#### TASK INSTRUCTIONS
In the entries below, spot each line with the word "text" and copy it.

____ RAW DATA

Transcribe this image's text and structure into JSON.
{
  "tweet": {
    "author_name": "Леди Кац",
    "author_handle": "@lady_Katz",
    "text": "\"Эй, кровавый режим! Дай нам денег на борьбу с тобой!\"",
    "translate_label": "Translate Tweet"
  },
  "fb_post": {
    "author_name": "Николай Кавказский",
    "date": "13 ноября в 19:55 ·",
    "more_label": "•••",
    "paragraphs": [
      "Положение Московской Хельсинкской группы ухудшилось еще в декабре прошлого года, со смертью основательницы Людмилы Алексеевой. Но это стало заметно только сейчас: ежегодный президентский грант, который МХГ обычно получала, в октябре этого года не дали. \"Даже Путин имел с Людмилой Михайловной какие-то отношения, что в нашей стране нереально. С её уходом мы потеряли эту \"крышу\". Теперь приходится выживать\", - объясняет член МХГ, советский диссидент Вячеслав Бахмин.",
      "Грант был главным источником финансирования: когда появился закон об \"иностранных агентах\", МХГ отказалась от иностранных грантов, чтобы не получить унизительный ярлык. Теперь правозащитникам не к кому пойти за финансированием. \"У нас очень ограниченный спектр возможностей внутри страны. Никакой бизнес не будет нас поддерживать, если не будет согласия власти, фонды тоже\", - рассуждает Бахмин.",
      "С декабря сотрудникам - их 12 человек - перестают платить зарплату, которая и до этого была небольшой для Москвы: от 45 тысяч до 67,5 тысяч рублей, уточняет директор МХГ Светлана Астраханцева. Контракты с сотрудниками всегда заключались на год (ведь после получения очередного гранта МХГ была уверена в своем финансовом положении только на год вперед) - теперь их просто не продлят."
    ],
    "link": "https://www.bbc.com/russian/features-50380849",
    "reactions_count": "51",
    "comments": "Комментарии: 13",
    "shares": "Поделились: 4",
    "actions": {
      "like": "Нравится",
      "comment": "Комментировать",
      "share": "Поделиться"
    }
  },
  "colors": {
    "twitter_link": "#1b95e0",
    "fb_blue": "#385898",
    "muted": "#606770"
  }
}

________

#### TASK ANSWER
Transcribe this image's text and structure into JSON.
    "text": "\"Эй, кровавый режим! Дай нам денег на борьбу с тобой!\"",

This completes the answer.